Mimi Kennedy and Harvey Wasserman: Can we really trust the operation of these immensely complex machines over the coming 60 months to a company we don’t trust to safely deliver electricity in a light breeze?
Marissa Saretsky: The California wildfires are already diminishing the ability of state residents to maintain an adequate standard of living, their right to work, and most significantly their right to life and security.
Joe Mathews: While the Golden State made excuses, the poorer, smaller island country transformed its national transit system.
Harvey Wasserman: During a recent wind storm it blacked out much of its service territory rather than risk another huge fire. In other words: this multi-billion-dollar mega-utility can’t be trusted to deliver electricity in a moderate breeze.
David Bacon: As the number of H-2A guest workers mushrooms, California labor contractors and growers are packing farmworkers into motels and houses in working class neighborhoods.
Joe Mathews: How could our state not resist when faced with a federal monster led by such a deranged and dishonest person? But in so doing, we are turning our already powerful state into a one-party-controlled Leviathan of its own. Power corrupts, and it’s inevitable that our state leaders will eventually turn this creation against us.
Sluggo Wasserman: Had Friday’s 7.1 earthquake and other ongoing seismic shocks hit less than 200 miles northwest of Ridgecrest/China Lake, ten million people in Los Angeles would now be under an apocalyptic cloud
Frank Fear: For years, the myth propagated to the public is that football and basketball (the primary revenue-producing sports) pay the bills for non-revenue sports. The reality is quite different. At most public schools, football and basketball also need subsidies to stay in the black.
Joe Mathews: As it accommodates millions of visitors a year, California’s signature national park feels less like an escape.
Joe Mathews: During the last 23 years—a period in which Newsom launched his political career, got married, was elected mayor, got divorced, got remarried, was elected lieutenant governor, had four kids, and got elected governor—a rail project of just 1.3 miles has gone exactly nowhere. The best-case scenario is that the DTX would open in 2027—a year after Newsom would leave office if he serves two terms.
Joe Mathews: I’d argue that within California, the best city when it comes to infrastructure for participation is Los Angeles, despite its hard-won reputation for apathy and low voter turnouts.

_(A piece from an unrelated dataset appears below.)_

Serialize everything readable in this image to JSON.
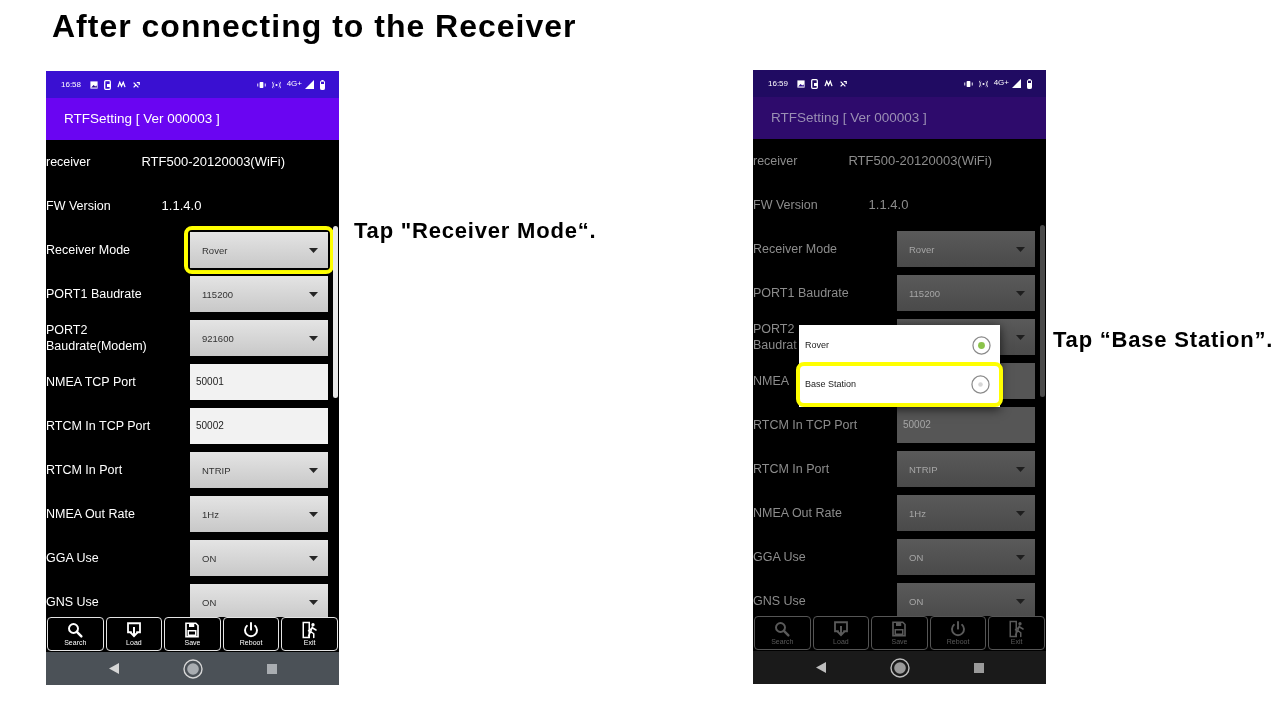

Judith Lewis Mernit: Love and energy aren’t always enough to provide what Allensworth, a historic African-American town, needs most: clean water, accessible to all.

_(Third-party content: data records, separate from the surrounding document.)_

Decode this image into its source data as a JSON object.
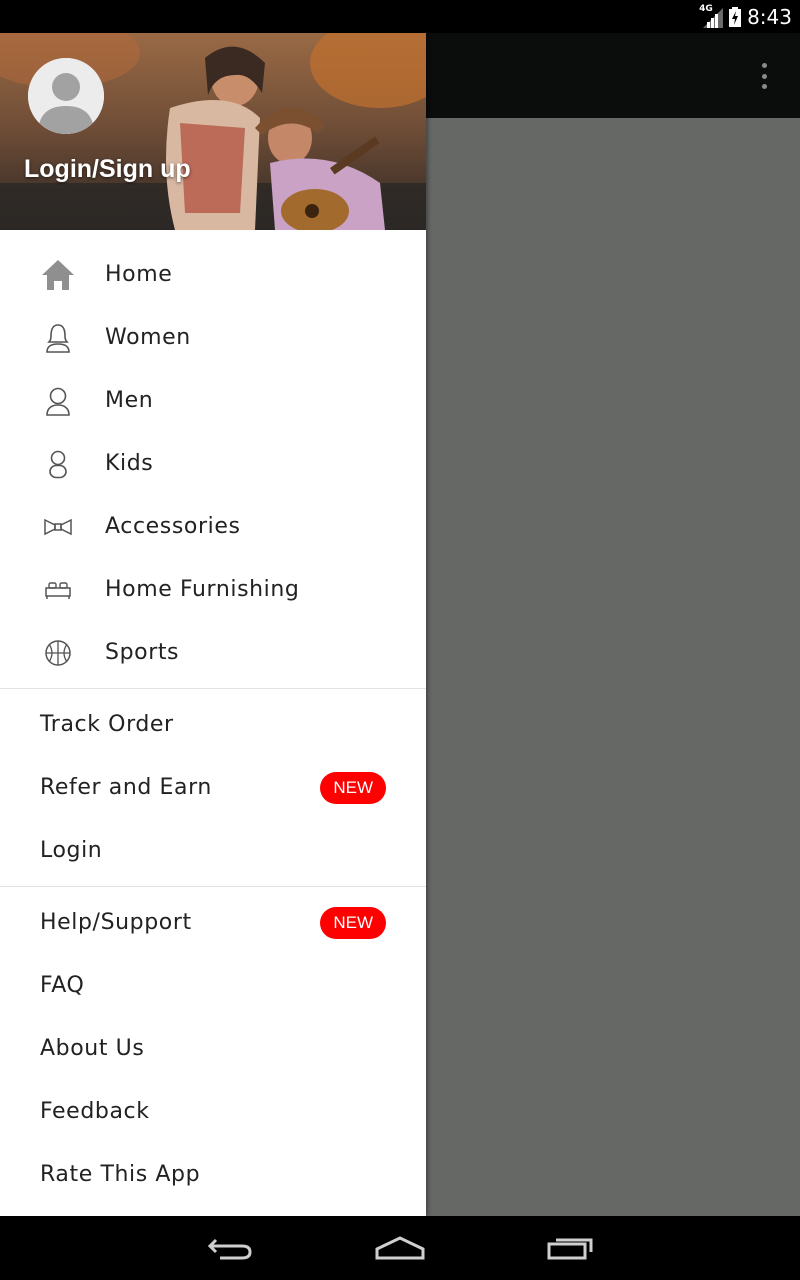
{
  "status_bar": {
    "network": "4G",
    "time": "8:43"
  },
  "app_bar": {
    "overflow_icon": "more-vert-icon"
  },
  "drawer": {
    "header": {
      "avatar_icon": "person-icon",
      "login_label": "Login/Sign up"
    },
    "categories": [
      {
        "label": "Home",
        "icon": "home-icon"
      },
      {
        "label": "Women",
        "icon": "woman-icon"
      },
      {
        "label": "Men",
        "icon": "man-icon"
      },
      {
        "label": "Kids",
        "icon": "kid-icon"
      },
      {
        "label": "Accessories",
        "icon": "bow-tie-icon"
      },
      {
        "label": "Home Furnishing",
        "icon": "bed-icon"
      },
      {
        "label": "Sports",
        "icon": "basketball-icon"
      }
    ],
    "account_items": [
      {
        "label": "Track Order"
      },
      {
        "label": "Refer and Earn",
        "badge": "NEW"
      },
      {
        "label": "Login"
      }
    ],
    "support_items": [
      {
        "label": "Help/Support",
        "badge": "NEW"
      },
      {
        "label": "FAQ"
      },
      {
        "label": "About Us"
      },
      {
        "label": "Feedback"
      },
      {
        "label": "Rate This App"
      }
    ]
  },
  "nav_bar": {
    "back_icon": "back-icon",
    "home_icon": "home-nav-icon",
    "recents_icon": "recents-icon"
  },
  "colors": {
    "badge": "#ff0000",
    "scrim": "#666866",
    "app_bar": "#0b0d0c"
  }
}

Ralph E. Shaffer: If other private utility companies are unwilling or unable to assume the responsibility of maintaining the power lines, then there is only one other realistic option.